[WHAT IS NEEDED] Write each entry down again precisely, skipping nothing.

Top of AVAILABLE RECORDS

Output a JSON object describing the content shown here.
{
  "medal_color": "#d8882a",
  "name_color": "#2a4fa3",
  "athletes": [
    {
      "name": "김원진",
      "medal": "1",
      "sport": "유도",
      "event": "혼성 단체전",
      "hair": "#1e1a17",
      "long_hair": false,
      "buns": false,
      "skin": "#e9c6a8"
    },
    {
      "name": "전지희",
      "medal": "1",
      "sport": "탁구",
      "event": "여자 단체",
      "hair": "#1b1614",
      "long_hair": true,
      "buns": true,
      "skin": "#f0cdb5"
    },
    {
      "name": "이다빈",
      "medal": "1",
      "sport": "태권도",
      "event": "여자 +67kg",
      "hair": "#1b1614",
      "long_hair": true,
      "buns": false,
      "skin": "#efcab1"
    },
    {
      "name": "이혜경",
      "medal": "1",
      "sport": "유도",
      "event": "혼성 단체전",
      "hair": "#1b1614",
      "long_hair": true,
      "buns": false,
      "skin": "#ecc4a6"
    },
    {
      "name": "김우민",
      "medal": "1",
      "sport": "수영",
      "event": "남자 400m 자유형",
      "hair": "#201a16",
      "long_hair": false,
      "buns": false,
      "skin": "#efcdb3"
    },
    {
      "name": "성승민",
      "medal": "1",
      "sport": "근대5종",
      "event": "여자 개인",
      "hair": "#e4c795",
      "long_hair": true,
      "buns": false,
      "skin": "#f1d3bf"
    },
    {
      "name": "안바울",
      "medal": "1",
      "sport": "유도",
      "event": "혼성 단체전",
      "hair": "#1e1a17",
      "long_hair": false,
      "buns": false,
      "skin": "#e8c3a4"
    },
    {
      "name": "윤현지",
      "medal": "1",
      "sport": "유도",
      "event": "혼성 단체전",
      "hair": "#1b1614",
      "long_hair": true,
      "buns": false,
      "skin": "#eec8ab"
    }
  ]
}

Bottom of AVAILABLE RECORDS

[RESULT FOR THIS EXERCISE]
Output a JSON object describing the content shown here.
{
  "medal_color": "#d8882a",
  "name_color": "#2a4fa3",
  "athletes": [
    {
      "name": "김원진",
      "medal": "1",
      "sport": "유도",
      "event": "혼성 단체전",
      "hair": "#1e1a17",
      "long_hair": false,
      "buns": false,
      "skin": "#e9c6a8"
    },
    {
      "name": "전지희",
      "medal": "1",
      "sport": "탁구",
      "event": "여자 단체",
      "hair": "#1b1614",
      "long_hair": true,
      "buns": true,
      "skin": "#f0cdb5"
    },
    {
      "name": "이다빈",
      "medal": "1",
      "sport": "태권도",
      "event": "여자 +67kg",
      "hair": "#1b1614",
      "long_hair": true,
      "buns": false,
      "skin": "#efcab1"
    },
    {
      "name": "이혜경",
      "medal": "1",
      "sport": "유도",
      "event": "혼성 단체전",
      "hair": "#1b1614",
      "long_hair": true,
      "buns": false,
      "skin": "#ecc4a6"
    },
    {
      "name": "김우민",
      "medal": "1",
      "sport": "수영",
      "event": "남자 400m 자유형",
      "hair": "#201a16",
      "long_hair": false,
      "buns": false,
      "skin": "#efcdb3"
    },
    {
      "name": "성승민",
      "medal": "1",
      "sport": "근대5종",
      "event": "여자 개인",
      "hair": "#e4c795",
      "long_hair": true,
      "buns": false,
      "skin": "#f1d3bf"
    },
    {
      "name": "안바울",
      "medal": "1",
      "sport": "유도",
      "event": "혼성 단체전",
      "hair": "#1e1a17",
      "long_hair": false,
      "buns": false,
      "skin": "#e8c3a4"
    },
    {
      "name": "윤현지",
      "medal": "1",
      "sport": "유도",
      "event": "혼성 단체전",
      "hair": "#1b1614",
      "long_hair": true,
      "buns": false,
      "skin": "#eec8ab"
    }
  ]
}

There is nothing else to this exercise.